Our client was a leading thoroughbred racehorse owner who buys horses at claiming races at thoroughbred racetracks throughout the country. His ability to race these horses was restricted by what are commonly referred to as “claiming jail” regulations, which in certain states require purchasers of claiming race horses to only race those horses, for a period of time, at the track from which they were purchased or at other tracks within that same state.


After having unsuccessfully challenged Kentucky’s claiming jail regulations with another law firm, our client asked Frost Brown Todd (FBT) to represent him in challenging claiming jail regulations in Indiana.
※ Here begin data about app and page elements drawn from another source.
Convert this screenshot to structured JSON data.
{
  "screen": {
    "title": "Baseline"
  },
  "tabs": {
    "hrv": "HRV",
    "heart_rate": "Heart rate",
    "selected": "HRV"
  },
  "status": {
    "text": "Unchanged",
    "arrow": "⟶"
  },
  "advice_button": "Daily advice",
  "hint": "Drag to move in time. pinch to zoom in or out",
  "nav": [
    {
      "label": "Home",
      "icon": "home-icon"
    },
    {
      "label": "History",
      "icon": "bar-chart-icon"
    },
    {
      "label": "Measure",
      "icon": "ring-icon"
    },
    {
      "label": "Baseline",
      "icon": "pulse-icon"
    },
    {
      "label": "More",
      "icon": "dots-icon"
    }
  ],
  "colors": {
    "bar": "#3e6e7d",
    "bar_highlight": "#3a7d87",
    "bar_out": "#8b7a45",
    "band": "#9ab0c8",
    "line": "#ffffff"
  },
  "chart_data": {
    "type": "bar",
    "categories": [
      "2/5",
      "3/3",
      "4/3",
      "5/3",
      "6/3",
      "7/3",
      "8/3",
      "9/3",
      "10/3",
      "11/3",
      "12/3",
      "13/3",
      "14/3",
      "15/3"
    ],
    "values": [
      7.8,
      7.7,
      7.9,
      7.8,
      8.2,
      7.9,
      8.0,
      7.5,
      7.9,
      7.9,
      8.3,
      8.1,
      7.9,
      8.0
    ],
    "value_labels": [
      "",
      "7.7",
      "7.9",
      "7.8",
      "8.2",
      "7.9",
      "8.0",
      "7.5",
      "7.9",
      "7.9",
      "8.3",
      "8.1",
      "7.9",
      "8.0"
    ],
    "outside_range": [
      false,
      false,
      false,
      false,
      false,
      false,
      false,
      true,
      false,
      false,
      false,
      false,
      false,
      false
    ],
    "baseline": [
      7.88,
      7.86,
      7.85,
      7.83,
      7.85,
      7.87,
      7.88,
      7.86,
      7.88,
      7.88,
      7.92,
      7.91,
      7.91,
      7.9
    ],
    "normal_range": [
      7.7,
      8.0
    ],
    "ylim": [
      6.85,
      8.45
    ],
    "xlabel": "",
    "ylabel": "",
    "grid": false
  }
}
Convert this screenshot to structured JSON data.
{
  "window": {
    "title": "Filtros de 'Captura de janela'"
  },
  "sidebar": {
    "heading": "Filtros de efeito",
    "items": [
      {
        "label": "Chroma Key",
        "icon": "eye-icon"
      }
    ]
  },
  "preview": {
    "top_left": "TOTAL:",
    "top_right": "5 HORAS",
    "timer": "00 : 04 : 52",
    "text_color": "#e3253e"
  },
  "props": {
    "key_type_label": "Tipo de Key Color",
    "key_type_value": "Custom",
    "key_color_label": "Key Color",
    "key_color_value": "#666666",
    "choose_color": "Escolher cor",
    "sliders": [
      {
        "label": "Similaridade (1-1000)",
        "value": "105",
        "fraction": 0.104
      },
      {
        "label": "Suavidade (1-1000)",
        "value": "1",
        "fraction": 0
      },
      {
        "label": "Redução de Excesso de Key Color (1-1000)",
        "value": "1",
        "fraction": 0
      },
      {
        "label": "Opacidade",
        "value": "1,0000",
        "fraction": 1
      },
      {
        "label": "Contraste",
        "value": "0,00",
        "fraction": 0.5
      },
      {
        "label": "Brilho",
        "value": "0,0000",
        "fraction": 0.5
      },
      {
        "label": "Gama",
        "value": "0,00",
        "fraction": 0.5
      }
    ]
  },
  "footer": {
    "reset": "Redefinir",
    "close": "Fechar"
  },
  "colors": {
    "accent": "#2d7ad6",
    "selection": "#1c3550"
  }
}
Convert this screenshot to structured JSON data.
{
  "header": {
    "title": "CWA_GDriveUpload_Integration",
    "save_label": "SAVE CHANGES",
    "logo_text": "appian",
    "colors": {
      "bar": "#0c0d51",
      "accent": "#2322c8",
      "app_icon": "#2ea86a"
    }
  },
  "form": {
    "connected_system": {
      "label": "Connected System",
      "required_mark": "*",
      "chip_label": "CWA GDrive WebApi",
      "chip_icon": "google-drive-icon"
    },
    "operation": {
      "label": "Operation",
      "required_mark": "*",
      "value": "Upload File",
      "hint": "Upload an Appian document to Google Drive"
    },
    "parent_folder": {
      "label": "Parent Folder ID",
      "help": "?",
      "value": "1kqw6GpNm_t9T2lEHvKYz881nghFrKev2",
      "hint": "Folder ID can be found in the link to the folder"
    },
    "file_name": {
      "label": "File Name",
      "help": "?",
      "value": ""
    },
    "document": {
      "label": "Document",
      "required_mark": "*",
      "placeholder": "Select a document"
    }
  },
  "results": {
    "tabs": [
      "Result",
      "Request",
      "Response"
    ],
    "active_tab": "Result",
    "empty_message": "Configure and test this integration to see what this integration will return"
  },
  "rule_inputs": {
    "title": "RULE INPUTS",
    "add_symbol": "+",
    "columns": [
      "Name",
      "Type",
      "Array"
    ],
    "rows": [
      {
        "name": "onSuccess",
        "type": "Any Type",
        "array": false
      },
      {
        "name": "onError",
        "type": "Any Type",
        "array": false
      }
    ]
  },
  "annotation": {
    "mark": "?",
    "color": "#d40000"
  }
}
FBT’s trial team, led by Barry Hunter, brought a constitutional claim under 42 U.S.C. §1983 against the Indiana Horse Racing Commission, contending that Indiana’s claiming jail regulations, which prohibit the owners of horses acquired at Indiana claiming races to race them  in any other states, violated the U.S. Constitution’s Commerce Clause  forbidding states from passing laws/regulations which discriminate against commerce in other states.

Client Benefit

The U.S. District Court for the Northern District of Indiana entered judgment in our client’s favor, finding that Indiana claiming jail regulation was unconstitutional, striking the regulation and awarding our client the attorneys’ fees he incurred in bringing the action.